Some Protestants enrolled from the beginning in the Free French Forces (Forces Françaises Libres)
The proportion of Protestants in the Free French Forces and in the circle around General de Gaulle was high. The General Commission was « a nest-full of Protestants », to the extent that Vichy propaganda decided to belittle the general by pretending he was Protestant !
The Rev. Frank Christol in charge of the French Reformed Church in London since 1928, was appointed chaplain of the French troops in London in June 1940. He refused to return to France and joined the Free French Forces. He was very active within the French Protestant colony in England and Scotland. He was a member of the committee assisting families of French soldiers, and his paper « Lien » (Link) was circulated in all French-speaking parts of the world where the Free French Forces were fighting. In his radio-broadcast sermon entitled « The Protestant chaplain of the Free French Forces addresses his coreligionists », he denounced Vichy’s racist laws and Nazi barbarity.
André Philip, a Socialist deputy who had refused to vote total power to Pétain in 1940, played a key role. He held important political responsibilities in General de Gaulle’s circle, to which he rallied the Resistance movement inside France and many Protestants too. He was a faithful supporter and sometimes a lay preacher at the French Church of Soho in London ; President of the French Protestant Committee he had created in 1943 ; he backed the work of the Rev. Frank Christol.
Should also be mentioned : Pierre Denis in charge of the finances of the Free French ; René Massigli brought in by André Philip and minister of Foreign Affairs in the provisional government, as well as Maurice Couve de Murville who after the US landing in North Africa resigned from the Vichy government and became Minister for Finance in the provisional government.
Many Protestants enrolled to liberate France
The French Protestant Federation
On the battle fields the number of Protestants who died for France is difficult to assess, but for example at Bir Hakeim in 1942, when General Koenig pushed back Rommel’s troops, the percentage of Protestants in the Free French Forces – comprising legionaries, soldiers from Oceania and from Africa – was above the national average. The task of the « so-called Free French », as the American Secretary of State Cordell Hull ironically called them, was especially hard.
Many Protestants became Compagnons de la Libération (Companions of the Liberation) either because they had belonged to the Resistance in France, but mainly, to the Free French Forces.

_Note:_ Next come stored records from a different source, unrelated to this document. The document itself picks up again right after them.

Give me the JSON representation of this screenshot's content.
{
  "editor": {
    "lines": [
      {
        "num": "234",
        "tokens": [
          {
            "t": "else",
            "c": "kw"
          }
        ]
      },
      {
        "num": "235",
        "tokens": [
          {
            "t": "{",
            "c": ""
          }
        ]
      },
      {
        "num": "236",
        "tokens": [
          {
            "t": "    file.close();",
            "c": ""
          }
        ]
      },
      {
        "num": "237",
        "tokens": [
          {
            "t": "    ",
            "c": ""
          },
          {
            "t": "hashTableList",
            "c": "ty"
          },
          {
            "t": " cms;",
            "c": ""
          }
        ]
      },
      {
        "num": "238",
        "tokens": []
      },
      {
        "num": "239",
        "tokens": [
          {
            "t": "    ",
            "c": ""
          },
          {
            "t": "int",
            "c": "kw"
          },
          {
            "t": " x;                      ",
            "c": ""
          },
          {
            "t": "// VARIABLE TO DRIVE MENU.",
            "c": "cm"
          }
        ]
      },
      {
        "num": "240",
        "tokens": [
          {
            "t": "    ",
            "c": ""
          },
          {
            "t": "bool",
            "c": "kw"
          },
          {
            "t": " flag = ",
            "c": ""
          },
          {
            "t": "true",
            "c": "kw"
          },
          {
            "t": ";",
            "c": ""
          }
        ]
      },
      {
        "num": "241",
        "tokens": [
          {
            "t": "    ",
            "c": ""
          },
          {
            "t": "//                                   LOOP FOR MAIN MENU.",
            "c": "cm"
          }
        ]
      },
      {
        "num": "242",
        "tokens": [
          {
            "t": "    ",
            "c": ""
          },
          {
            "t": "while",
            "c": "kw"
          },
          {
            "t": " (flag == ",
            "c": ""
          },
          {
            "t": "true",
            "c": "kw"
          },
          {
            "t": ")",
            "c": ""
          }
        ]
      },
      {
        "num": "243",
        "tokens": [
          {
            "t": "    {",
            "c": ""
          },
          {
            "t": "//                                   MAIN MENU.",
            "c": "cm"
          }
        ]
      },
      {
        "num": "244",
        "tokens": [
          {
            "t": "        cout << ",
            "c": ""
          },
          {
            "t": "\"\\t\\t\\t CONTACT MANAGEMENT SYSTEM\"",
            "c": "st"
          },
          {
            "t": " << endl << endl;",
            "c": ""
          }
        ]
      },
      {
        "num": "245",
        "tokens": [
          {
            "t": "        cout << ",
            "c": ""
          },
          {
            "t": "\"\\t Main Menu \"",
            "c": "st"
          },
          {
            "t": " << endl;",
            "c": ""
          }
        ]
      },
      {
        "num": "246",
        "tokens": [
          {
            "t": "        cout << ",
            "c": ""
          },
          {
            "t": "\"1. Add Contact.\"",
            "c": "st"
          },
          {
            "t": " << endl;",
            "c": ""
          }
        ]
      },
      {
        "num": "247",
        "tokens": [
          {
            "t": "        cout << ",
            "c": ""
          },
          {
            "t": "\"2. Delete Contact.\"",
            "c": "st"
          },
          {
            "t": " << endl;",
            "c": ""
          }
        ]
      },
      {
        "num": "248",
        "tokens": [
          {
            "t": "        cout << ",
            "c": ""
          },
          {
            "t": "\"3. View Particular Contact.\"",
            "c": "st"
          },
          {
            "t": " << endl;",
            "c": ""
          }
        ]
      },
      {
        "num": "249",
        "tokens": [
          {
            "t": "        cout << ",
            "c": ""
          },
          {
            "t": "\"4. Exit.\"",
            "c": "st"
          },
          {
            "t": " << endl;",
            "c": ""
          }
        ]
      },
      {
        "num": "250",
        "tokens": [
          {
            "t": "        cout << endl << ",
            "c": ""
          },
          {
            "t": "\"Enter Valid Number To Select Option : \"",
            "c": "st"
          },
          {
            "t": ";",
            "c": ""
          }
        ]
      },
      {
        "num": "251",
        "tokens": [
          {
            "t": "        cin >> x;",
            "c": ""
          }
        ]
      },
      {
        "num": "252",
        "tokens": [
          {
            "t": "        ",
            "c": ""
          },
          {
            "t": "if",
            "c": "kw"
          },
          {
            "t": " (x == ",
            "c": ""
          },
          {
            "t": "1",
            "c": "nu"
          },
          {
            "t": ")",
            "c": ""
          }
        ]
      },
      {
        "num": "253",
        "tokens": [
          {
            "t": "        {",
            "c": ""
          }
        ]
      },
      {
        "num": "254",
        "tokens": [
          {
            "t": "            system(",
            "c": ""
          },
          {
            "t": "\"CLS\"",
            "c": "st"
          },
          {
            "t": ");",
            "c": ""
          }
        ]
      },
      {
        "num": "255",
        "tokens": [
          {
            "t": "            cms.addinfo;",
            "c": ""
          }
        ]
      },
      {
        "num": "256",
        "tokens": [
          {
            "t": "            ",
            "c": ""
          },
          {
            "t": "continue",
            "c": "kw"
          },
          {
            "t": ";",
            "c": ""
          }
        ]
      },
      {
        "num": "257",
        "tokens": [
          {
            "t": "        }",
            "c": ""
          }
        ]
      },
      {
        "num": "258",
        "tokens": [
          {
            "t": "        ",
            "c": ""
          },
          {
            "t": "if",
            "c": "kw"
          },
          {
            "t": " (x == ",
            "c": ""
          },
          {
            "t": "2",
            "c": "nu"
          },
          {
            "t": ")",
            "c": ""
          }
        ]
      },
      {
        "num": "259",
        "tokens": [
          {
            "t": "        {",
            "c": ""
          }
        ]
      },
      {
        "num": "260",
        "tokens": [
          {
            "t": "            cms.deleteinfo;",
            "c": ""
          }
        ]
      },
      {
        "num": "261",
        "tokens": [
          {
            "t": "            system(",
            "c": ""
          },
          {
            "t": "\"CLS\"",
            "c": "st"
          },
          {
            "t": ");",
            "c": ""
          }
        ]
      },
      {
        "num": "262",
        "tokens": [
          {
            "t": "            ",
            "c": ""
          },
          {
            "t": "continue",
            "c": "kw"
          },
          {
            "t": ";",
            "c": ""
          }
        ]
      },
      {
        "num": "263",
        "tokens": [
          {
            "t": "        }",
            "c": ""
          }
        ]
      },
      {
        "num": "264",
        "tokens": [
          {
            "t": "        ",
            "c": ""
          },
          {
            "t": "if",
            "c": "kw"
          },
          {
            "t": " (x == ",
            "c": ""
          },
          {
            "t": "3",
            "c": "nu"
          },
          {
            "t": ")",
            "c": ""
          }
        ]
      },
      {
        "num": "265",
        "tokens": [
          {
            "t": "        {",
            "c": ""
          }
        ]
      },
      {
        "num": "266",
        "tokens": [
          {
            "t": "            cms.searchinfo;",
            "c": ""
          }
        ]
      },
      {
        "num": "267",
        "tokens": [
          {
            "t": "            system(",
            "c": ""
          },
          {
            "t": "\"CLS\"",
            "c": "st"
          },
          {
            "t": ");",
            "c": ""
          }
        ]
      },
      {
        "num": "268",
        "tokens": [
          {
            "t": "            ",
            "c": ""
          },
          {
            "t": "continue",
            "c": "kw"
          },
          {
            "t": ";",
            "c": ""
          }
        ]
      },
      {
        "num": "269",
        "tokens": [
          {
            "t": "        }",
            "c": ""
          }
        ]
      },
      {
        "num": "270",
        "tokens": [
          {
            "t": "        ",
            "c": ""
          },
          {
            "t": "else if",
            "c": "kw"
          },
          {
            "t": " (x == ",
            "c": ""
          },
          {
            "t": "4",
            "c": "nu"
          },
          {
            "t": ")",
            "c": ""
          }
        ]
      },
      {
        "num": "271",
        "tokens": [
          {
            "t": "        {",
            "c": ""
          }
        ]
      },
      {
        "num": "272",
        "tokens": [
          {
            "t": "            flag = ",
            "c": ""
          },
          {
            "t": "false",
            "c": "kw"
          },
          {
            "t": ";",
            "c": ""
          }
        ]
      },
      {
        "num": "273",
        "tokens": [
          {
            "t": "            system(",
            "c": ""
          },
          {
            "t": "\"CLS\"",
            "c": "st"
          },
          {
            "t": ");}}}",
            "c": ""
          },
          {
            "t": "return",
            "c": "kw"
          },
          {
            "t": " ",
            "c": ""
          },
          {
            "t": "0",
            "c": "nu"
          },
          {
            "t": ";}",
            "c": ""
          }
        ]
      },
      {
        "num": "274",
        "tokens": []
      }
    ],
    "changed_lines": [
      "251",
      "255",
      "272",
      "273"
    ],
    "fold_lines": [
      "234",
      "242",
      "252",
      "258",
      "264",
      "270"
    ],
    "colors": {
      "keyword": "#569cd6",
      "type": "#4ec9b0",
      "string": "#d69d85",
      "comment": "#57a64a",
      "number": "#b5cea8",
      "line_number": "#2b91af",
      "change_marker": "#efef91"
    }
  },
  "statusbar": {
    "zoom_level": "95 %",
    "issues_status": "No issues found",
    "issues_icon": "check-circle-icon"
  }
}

Le Chambon-sur-Lignon was a haven of welcome and rescue for numerous victims of the war. It is the very symbol of the opposition of the Protestants to Nazism and antisemitism.
The Pomeyrol Theses
The Pomeyrol Theses were among the first acts of spiritual resistance to Nazism and opposition to the persecution of the Jews.
Concentration camps had been created as early as 1933 for German dissidents, in Dachau in Bavaria and Oranienburg near Berlin. With the expansion of the Reich, their number grew. Certain names are emblematic : Buchenwald near Weimar, Ravensbrück, the main camp for women near Berlin, Mathausen in Austria, Auschwitz in Poland and Struthof in Alsace.
Apart from eliminating political opponents, the Nazi system’s goal was to exploit these new slaves to run the German war machine ; “by degrading the human destined to be eliminated as part of an inferior race” (Rev. A. Bonifas).
The Protestants and the Vichy regime
At the defeat in 1940, the Protestants’ attitude was similar to that of most of the French : to trust Field Marshal Pétain. The break with the Vichy regime came as early as October 1940, triggered by the persecution of the Jews.
The Resistance and the Liberation
The Protestants had protested early on and widely against the measures taken by the Vichy regime, and had been forerunners in humanitarian aid, (the role of Cimade), but they hesitated to join the armed resistance.